The average gross yield is around 6.6% but can be significantly higher in some areas (it’s calculated by dividing the annual rent by the property price and multiplying the result by 100):
- Toledo has the highest yield at 8.4%
Short-term rentals have obvious advantages
Unlike the apartment-focused long-term rental sector, short term rents are focused on larger properties - villas account for nearly half the market, with apartments representing roughly another third. Town and village houses are distinctly in the minority; the most popular options are those catering to larger family groups or groups of friends according to a 2020 report by Spain-Holiday.com.
Specific areas have their own rules on what's allowed and which areas you can rent in. Short term renting of apartments in the middle of Madrid, for example, is now nearly impossible. On the other hand, Andalucia - wants to promote rural tourism so it's more likely to grant a Casa Rural or Vivienda Turistica permit, particularly inland.
You'll have to take on board that standards for tourists’ properties keep going up
Big screen TV and wi-fi access are pretty much required (and again, some areas, like the Balearic Islands, have very specific rules on what has to be provided), but you also need to think about the standard of kitchen equipment, the bathrooms (standard white porcelain doesn't cut the mustard any more), and the décor. For instance, if the towels are getting a bit threadbare or thin with age, it's time to buy new ones - 100% cotton, and in the right colours to go with your décor, too. It’s mostly applicable to international tourists, because locals would rather save money and opt in for cheaper offers.
Many villa and apartment owners also include their "little book of secrets" - the best local restaurants, bars, ice cream places, off the beaten track attractions and so on - and some extend this to negotiating a discount for their guests. This kind of attention to detail will get great reviews and repeat customers.
Legally you have to have a complaints book. But if you don't want things to go that far, make sure you get feedback from guests on what you could do better - including a little card asking for "anything you missed, or that might have made your holiday more fun" can get the right constructive comments to help you refine your offer.

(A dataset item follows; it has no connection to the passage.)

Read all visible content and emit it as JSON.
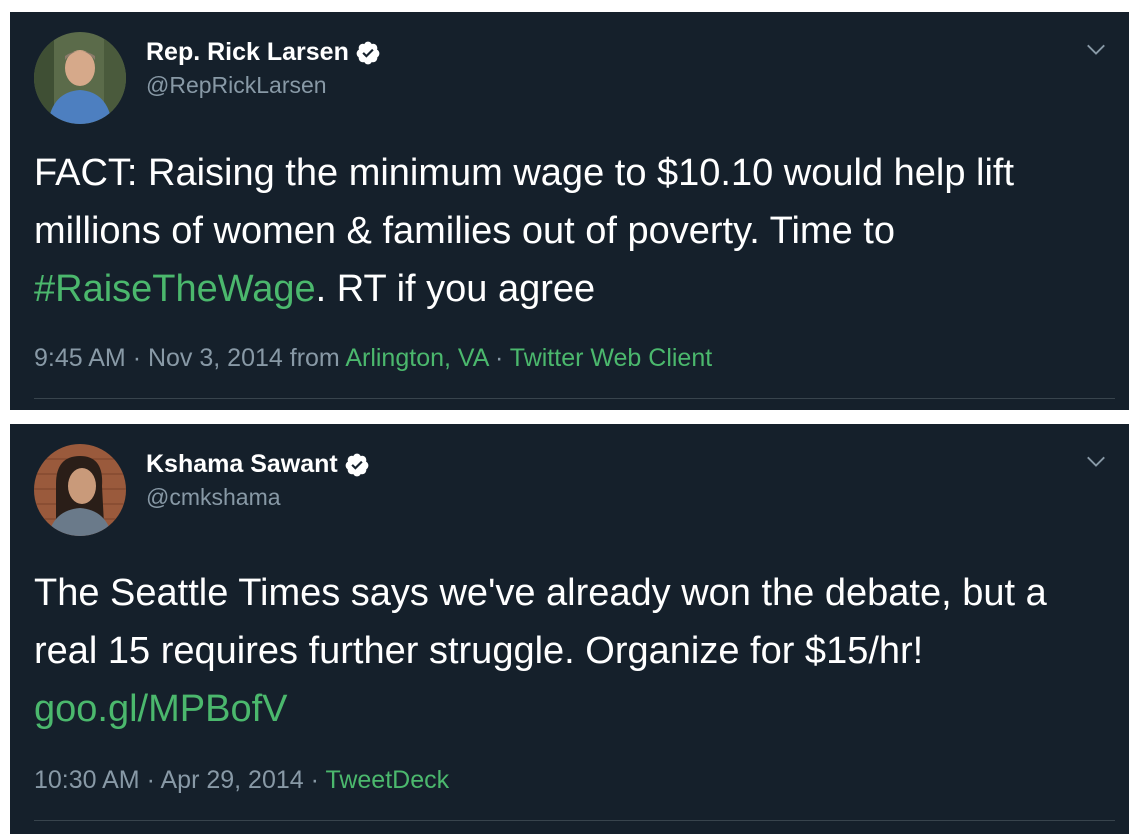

Making your property stand out means you might decide not to head for the big portals like AirBNB, but use a specialised rentals site like Rusticae (boutique hotels and B&B) or Ruralidays (specialising in Andalucia).
Don't bring your home country's style and try to replicate a Scandinavian interior or a Parisian apartment. Most visitors are looking for a real Spanish experience so consider carefully how to accentuate the property's local flavour, whether that's Andalucian whitewash and Moorish decorations, or a Modernisme approach in Gaudi's Barcelona. Don't overdo it or pastiche it, but keep a light touch and you'll have a property that rents well.
A villa run as a real rental business can earn up to EUR 40-60,000 net income a year. That's serious money.
However, don't forget you'll have to pay tax on that. If you're a Spanish resident (or other EU resident) you can deduct maintenance costs, depreciation, mortgage interest, taxes, insurance and other running costs. (And with long term rentals, if the property is your tenant's main residence you pay tax only on 60% of your net profit.) You'll pay tax at your marginal rate, depending on your other income.
If you are not resident then you pay 19% of your net rental income (EU residents) or 24% of gross rental income (if not EU resident). That is, if you're not resident in the EU, you can't deduct any of your costs. You need to take that into account before making your budget, as it can substantially reduce your returns. (It's residency, not citizenship, that counts.)
But there is one absolute essential that you can't omit if you want to be Spain's best landlord - and that's buying a property first! So check out what's to offer and start transforming your dream into your investment.